Satin and sleeves, perfect for a formal event in chillier months

Research for you should also include thinking about the season of your wedding and the fabric that would make sense. If you are getting married in the winter on the East Coast, a heavier satin, sleeves, or layered lace would be more appropriate than a strapless chiffon for example. If you are getting married on a beach, a heavy satin wouldn’t make any sense, but lightweight chiffon would be perfect!

A lovely fitted lace dress, perfect for an indoor
or outdoor affair

Also the venue makes a difference in what type of dress. A formal church wedding followed by a formal reception would dictate a more formal type dress, rather than if you are getting married outside in the garden in a casual type setting.

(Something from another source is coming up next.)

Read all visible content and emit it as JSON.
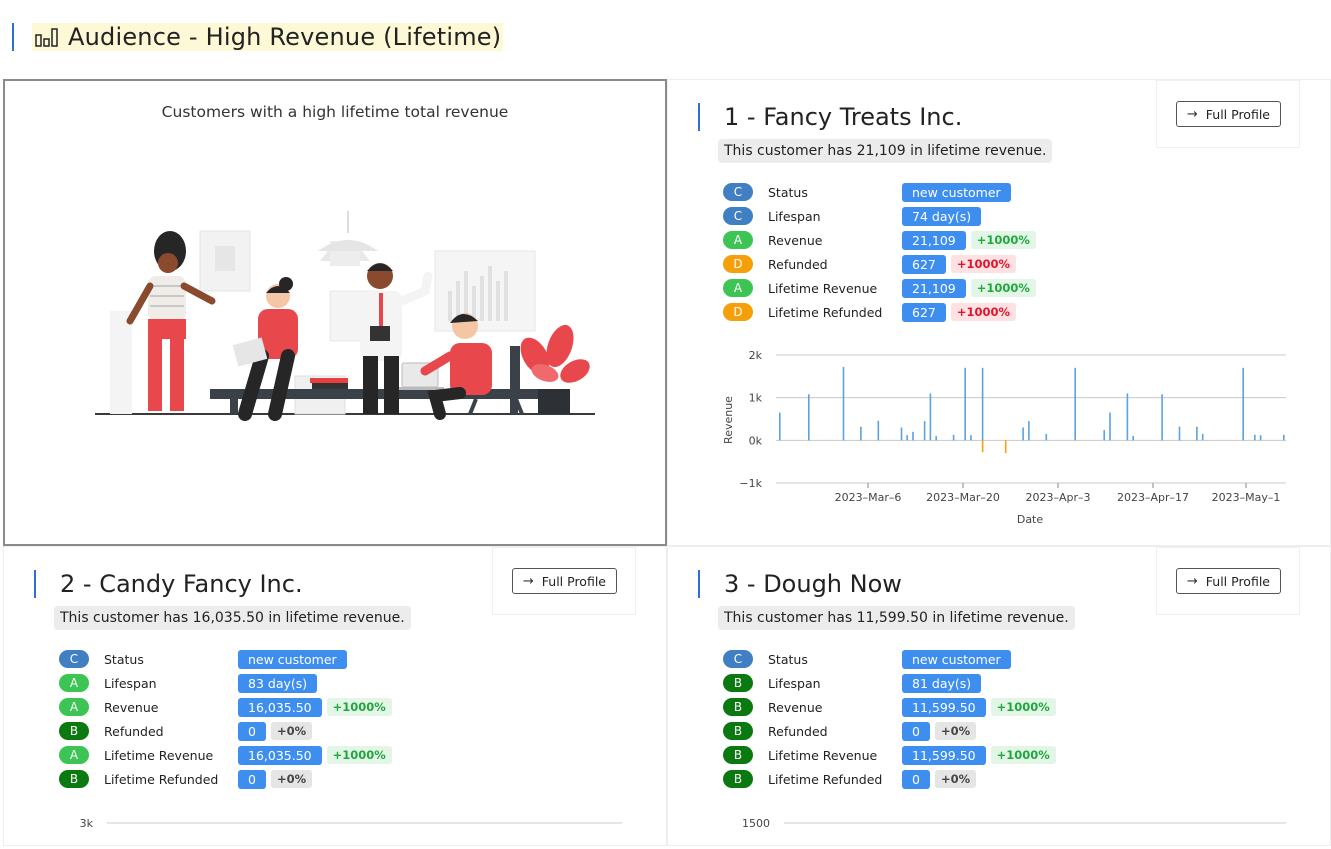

Having a budget for your dress will make a big difference in making your choice. You can research various lines and find those in budget that have styles you love. If you are a bargain hunter, you can always look for sample sales which is when the dress in the store is marked way down for a faster sale. It is that dress, as is, and has been tried on, but it’s never been worn and you can save a lot of money at a sample sale if that’s your thing! We hold sample sale events several times a year and they are very popular with many brides!

Our dresses new start at $1000 and our selection in various price ranges is outstanding. Make your appointment today to see all that we have to offer!

Three Things To Love About Crepe Wedding Dresses

Whether it’s a body-hugging mermaid or a romantic A-line, crepe dresses are sophisticated and timeless. No doubt you’ve heard about (and pinned) a few dresses in this amazing fabric, so in this blog we will go into more detail.

Crepe is a fabric that was traditionally made from silk or wool which is what gives some their “bumpy” appearance, but can now can be made from almost any fiber. Crepe georgette is very popular in dresses now because the georgette adds elasticity.

Crepe types vary from thin and lightweight to thick and heavyweight. Wedding dresses typically fall somewhere in between. They definitely aren’t thick and heavy because they would lose their beautiful drape and flow, however, they are not thin because then the dress could be somewhat see-through.

Wedding dresses in this fabric are not always lined underneath, but if they are it is usually with a satin or a charmeuse therefore need to have some thickness for proper structure and draping. A little thickness is also what gives crepe our first thing we love:

  1. Hug Those Curves! You work hard to keep that body of yours in shape and it shows at every angle in a dress like Fallon by Madi Lane below, a stunning crepe dress with buttons down the back accentuating the assets! The incredible fit with a little mix of a georgette fabric gives not only the perfect silhouette but also allows the stretch needed to sit, walk, and do those perfect dance moves. Not to mention it will knock your fiance out all night long. FALLON | Madi Lane Bridal
  2. Smooth and Comfortable. Are there any two better adjectives to describe a wedding dress? Besides the ones already used above? Smooth always looks classic and sophisticated, clean and timeless. Comfortable is not always easy to get in a dress. When a dress has lace and/or beading, multiple layers of crinoline, a fitted high structured satin, it can be a long day wearing it. Scratchy, heavy, tight – none of these describe crepe. This fabric is ideal for sensitive skin as well.
  3. The Color. Whether you choose white or ivory, the richness in this fabric is like no other. The whites are clean and bright with none of the “harshness” of other fabrics, the ivories are creamy and warm. Some crepe dresses are only made in one color so ask your consultant if there are swatches.

Here are some other crepe dresses in our store that brides love:

Madi Lane Finley

FINLEY | Madi Lane Bridal
 
FANTASY – Wedding Dresses | Bridal Gowns | KITTYCHEN COUTURE
 
Morilee Saskia
Saskia Wedding Dress | Morilee
 
Madi Lane Ferne
FERNE | Madi Lane Bridal
 
Beloved by Casablanca Honor
Style BL307 Honor | Beloved By Casablanca Bridal
 
Jessica Morgan MARCH, J1990 Wedding Dress | The Knot
Make your appointment here to see these and many more! We can’t wait to meet you!